Fender says he constantly received great feedback about the kids and JPI.
"The cool thing about the program is that a lot of our kids are smart and they are becoming so much smarter and it's reflecting in their school. The principals at the different schools are also raving about just the impact and effects that we've had on their students."
Was Kenny Barron a tough teacher? Eli Yamin didn't hesitate to talk about his mentor's approach to learning.
"He was actually very easy going and in his quiet way pushed me find myself and just see how much information in front of me that I could explore, but he never made me feel overwhelmed by it or intimidated by it as other teachers did. His mastery is so seemingly effortless that he gave me the space to know that's how you can be with a lot of technical information. Not to be uptight. Not to be worried or overly concerned am I good enough but just to be yourself."
When it comes to playing, Barron says his approach has never changed.
"It's kind of a spiritual thing that happens when you're playing and the band just kind of lights up, you kind of transcend so to speak and I wish I could bottle that. You try to reach that level all the time and you can't because it's impossible. But that's what you're aiming for and that's the thing that keeps you striving, keeps you study, practicing, because you want to reach that level. You want to feel that again. It's almost like rapture. You aim for that, you want to feel that. So that's the thing that keeps me going. Even at 76 years old, I'm still trying to find that."
Fender, who is an actor, musician and teaching artist, appeared in Spike Lee's Blackkklansman and Netflix's The Get Down. He says learning about jazz and blues has made him a better performer.
"There's music in the way we speak, there's music in the way we breathe, we live, the way we connect to each other. Especially when you're trying to tell another story or someone else's story there's a rhythm. I think that jazz is probably the most lively music, just because it explores so many different parts of the psyche when you think about it. Jazz kind of pinches and reminds your that you're alive."
"I think the essence of music for me is about how it makes me feel as a listener and as a performer. For me it's about an emotional connection."

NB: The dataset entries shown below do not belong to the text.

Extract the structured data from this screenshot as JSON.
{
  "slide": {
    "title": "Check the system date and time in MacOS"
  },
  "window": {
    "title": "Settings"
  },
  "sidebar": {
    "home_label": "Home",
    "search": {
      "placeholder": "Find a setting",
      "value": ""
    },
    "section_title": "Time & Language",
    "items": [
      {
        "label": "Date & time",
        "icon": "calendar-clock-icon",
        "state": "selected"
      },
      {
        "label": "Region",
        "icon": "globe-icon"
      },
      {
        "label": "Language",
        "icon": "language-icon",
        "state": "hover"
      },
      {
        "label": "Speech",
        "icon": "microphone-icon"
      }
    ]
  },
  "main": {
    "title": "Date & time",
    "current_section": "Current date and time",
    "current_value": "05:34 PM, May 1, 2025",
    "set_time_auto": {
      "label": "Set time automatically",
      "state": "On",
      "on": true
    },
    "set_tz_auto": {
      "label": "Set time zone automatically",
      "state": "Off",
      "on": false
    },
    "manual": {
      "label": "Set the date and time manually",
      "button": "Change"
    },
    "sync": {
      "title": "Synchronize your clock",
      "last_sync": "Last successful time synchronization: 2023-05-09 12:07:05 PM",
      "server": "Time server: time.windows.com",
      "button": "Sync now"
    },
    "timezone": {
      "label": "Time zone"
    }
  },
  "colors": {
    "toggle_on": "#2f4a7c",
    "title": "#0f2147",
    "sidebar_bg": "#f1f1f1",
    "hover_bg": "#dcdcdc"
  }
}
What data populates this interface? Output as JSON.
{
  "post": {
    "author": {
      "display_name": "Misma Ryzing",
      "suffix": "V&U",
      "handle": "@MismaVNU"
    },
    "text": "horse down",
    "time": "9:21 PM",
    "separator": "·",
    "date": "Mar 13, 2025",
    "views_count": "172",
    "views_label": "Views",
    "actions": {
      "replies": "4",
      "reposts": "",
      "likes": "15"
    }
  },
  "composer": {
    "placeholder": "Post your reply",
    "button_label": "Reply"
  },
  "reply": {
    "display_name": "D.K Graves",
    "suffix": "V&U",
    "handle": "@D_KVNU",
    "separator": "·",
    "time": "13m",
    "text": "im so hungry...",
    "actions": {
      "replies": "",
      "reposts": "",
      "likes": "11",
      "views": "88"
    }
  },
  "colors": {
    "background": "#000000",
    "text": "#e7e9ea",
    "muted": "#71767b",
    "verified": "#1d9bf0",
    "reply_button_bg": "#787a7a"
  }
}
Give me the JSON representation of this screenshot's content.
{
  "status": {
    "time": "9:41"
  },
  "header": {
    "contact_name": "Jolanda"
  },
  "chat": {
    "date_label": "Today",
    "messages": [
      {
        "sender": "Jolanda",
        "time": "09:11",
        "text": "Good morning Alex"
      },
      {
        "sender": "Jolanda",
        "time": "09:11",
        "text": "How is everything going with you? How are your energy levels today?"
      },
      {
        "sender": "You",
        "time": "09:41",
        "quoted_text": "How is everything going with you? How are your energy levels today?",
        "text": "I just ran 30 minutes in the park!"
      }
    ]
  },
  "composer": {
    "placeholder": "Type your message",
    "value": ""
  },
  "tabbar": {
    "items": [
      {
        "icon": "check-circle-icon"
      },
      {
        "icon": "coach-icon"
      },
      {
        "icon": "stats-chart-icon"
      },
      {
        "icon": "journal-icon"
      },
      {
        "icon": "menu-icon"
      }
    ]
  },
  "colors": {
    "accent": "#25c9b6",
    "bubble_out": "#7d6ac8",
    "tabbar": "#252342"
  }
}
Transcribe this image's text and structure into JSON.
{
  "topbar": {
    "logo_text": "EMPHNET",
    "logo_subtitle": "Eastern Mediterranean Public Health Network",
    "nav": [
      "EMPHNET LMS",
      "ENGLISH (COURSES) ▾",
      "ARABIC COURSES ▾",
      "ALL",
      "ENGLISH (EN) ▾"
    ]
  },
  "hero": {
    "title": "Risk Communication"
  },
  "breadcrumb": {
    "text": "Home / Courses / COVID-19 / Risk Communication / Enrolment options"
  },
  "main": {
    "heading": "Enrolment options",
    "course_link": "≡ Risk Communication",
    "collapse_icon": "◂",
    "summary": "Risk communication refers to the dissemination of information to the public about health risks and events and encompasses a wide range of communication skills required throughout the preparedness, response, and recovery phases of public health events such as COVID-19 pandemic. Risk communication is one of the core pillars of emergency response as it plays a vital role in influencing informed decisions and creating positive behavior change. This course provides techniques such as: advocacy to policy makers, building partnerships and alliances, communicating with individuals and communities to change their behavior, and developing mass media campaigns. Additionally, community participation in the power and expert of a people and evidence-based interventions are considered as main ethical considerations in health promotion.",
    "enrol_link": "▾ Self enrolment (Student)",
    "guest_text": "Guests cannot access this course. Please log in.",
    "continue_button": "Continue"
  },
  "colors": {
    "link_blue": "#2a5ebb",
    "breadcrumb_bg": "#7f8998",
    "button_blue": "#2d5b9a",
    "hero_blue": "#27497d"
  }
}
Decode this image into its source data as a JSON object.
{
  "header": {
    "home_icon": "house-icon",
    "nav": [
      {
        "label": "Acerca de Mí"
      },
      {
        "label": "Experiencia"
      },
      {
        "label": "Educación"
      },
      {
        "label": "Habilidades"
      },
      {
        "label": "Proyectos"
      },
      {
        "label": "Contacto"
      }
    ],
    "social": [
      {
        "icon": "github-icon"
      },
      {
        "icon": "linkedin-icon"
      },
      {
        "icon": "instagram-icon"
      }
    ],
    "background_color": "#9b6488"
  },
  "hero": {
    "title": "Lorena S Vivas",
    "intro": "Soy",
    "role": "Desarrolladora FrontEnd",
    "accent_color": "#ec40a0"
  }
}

For more information about Jazz Power Initiative and the upcoming shows, you can go to www.jazzpower.org.
Click above to hear the entire conversation with Kenny Barron, Eli Yamin and Brian Fender.